Using the method we use for making apple cider, we have it in a carboy, bubbling away.
It will either taste good or taste like someone tried to make alcoholic cider out of Kool-aid. Only time will tell. Stay-tuned for the results.
Here’s an interesting article on 5 Reasons Packages Get Destroyed, as written by a former UPS worker.
Apparently writing “fragile” on a package might mean postal workers treat it more roughly, but it might work to “Camouflage It as a Heartwarming Gift.” From the article:
My default is to curse every package that comes down that slide. Anything that sticks out is going to brighten my day. So if you want your package handled a little more tenderly, give it to your small child (or a friend’s child — anyone’s child will do) and let them write on it in crayon.
See, I’m not about to smash a package that belongs to some kid. I see all the crayon scribbles and poorly spelled adulation for mom, or grandpa, or whoever the hell, and all I can picture is a toddler sending his beloved teddy bear to grandma on the raisin ranch because she only has days to live. And I’ll be goddamned if I’ll let anything happen to that teddy! Maybe you aren’t allowed within a certain distance of small children. That’s fine; just make the package look like a gift. Some stickers, “Happy Birthday” written on it, whatever. As long as it’s enough to create a heartwarming story to make us care a little more.

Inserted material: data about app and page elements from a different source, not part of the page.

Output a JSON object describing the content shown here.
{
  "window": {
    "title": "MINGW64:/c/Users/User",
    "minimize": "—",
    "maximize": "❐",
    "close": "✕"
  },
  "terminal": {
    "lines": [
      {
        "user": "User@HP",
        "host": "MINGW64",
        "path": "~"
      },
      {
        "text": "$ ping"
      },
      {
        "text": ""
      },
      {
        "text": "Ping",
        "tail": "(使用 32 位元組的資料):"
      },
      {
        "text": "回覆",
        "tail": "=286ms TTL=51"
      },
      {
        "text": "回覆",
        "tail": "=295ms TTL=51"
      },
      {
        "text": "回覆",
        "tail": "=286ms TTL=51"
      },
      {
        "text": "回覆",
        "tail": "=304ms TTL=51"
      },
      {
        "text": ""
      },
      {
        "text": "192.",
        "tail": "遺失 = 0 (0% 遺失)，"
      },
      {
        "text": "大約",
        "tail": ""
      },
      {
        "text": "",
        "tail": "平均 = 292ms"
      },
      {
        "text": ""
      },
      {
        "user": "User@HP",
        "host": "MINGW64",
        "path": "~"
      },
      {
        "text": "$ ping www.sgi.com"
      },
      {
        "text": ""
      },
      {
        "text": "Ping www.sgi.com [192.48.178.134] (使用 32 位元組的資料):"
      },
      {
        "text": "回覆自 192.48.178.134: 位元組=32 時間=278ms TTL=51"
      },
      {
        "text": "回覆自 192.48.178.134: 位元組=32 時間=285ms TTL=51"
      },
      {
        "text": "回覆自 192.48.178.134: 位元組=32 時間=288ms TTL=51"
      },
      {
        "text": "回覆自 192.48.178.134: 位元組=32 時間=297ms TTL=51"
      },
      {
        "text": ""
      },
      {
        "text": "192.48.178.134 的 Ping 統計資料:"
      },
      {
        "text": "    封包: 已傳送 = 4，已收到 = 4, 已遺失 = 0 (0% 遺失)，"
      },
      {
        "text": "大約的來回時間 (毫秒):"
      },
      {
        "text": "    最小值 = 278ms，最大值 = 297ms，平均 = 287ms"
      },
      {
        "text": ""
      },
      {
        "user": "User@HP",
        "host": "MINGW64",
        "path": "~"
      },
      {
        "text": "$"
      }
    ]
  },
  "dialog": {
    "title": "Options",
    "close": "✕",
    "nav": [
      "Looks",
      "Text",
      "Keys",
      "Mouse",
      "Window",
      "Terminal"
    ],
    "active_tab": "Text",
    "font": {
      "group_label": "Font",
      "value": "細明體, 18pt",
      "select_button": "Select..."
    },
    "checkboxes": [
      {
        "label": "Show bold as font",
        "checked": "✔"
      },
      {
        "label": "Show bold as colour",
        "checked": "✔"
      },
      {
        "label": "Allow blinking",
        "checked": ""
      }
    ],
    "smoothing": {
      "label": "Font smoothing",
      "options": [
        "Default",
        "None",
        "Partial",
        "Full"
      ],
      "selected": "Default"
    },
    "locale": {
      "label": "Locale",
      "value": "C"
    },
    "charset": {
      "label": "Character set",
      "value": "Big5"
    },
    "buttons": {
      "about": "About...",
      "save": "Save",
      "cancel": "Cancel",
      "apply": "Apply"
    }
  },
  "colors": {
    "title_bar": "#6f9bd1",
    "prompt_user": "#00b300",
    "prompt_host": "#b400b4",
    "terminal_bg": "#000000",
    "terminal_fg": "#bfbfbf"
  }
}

Got it. Write the address in crayon, maybe avoid this?